The Virginia Institute of Marine Science will cut 16 positions in January while losing 10 additional faculty positions that won't be filled, all because of the slashing of $6.1 million in state funding over the course of two years.
The fiscal year that began in July had already seen VIMS eliminating or deferring hirings for vacant faculty and staff positions and taking other measures to reduce costs, said spokesman David Malmquist.
VIMS is the graduate school in marine science for the College of William and Mary. Faculty and staff conduct coastal ocean and Chesapeake Bay research and advise state and local agencies, industry and the public. The campus is in Gloucester Point on the banks of the York River.
The 16 positions include eight in academic units and eight in administration and support, Malmquist said. All of the affected employees have been notified. It's a fraction of the 355 faculty and staff, 109 students, 30 emeritus faculty and 14 post-doctoral researchers who work and study there.
VIMS tried to balance this year's budget through acquiring $1.3 million in stimulus funds, reducing hourly and staff positions to save $812,000 and eliminating vacant faculty positions for a savings of $200,000, Malmquist said. The budgets of research centers and state initiative funding were slashed $316,000 and other cuts came from energy savings of $60,000 and shifting personnel to save $105,000.
"Because of these actions, we were able to minimize the loss of existing personnel, although this plan removed virtually all flexibility to absorb future cuts without significant impacts on programs and personnel," Malmquist said.
But in September, Gov. Timothy M. Kaine ordered another 15 percent cut to state agencies and higher education institutions. That translated into $2.8 million in cuts at VIMS, coupled with $3.3 million in previous budget trimming, Malmquist said.
Next year's financial outlook is even less promising.

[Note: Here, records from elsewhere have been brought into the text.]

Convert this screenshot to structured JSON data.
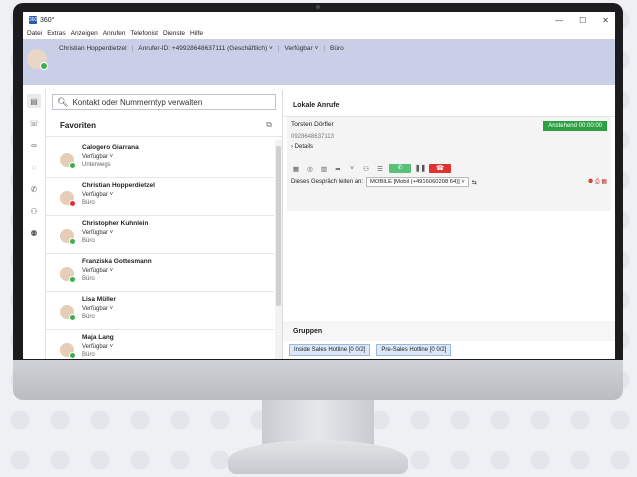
{
  "window": {
    "title": "360°",
    "app_icon": "360",
    "controls": [
      "—",
      "☐",
      "✕"
    ]
  },
  "menu": [
    "Datei",
    "Extras",
    "Anzeigen",
    "Anrufen",
    "Telefonist",
    "Dienste",
    "Hilfe"
  ],
  "header": {
    "user": "Christian Hopperdietzel",
    "caller_id": "Anrufer-ID: +49928648637111 (Geschäftlich) ˅",
    "status": "Verfügbar ˅",
    "location": "Büro"
  },
  "search": {
    "placeholder": "Kontakt oder Nummerntyp verwalten"
  },
  "favorites": {
    "title": "Favoriten",
    "contacts": [
      {
        "name": "Calogero Giarrana",
        "status": "Verfügbar ˅",
        "location": "Unterwegs",
        "presence": "#3cae4b"
      },
      {
        "name": "Christian Hopperdietzel",
        "status": "Verfügbar ˅",
        "location": "Büro",
        "presence": "#e0322f"
      },
      {
        "name": "Christopher Kuhnlein",
        "status": "Verfügbar ˅",
        "location": "Büro",
        "presence": "#3cae4b"
      },
      {
        "name": "Franziska Gottesmann",
        "status": "Verfügbar ˅",
        "location": "Büro",
        "presence": "#3cae4b"
      },
      {
        "name": "Lisa Müller",
        "status": "Verfügbar ˅",
        "location": "Büro",
        "presence": "#3cae4b"
      },
      {
        "name": "Maja Lang",
        "status": "Verfügbar ˅",
        "location": "Büro",
        "presence": "#3cae4b"
      }
    ]
  },
  "local_calls": {
    "title": "Lokale Anrufe",
    "caller": "Torsten Dörfler",
    "state": "Anstehend 00:00:00",
    "number": "0928648637113",
    "details": "Details",
    "forward_label": "Dieses Gespräch leiten an:",
    "forward_target": "MOBILE [Mobil (+4916060208 64)] ˅"
  },
  "groups": {
    "title": "Gruppen",
    "items": [
      "Inside Sales Hotline [0 0/2]",
      "Pre-Sales Hotline [0 0/2]"
    ]
  },
  "colors": {
    "accent": "#2c5aa8",
    "header_bg": "#c9cfe6",
    "state_green": "#2ea044",
    "hangup_red": "#e0322f"
  }
}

Dean and Director John Wells is working with staff to find other reductions and has asked William and Mary's Board of Visitors for their "unified and urgent support," Malmquist said.
"Despite the bleak outlook, we remain confident that we will weather this storm."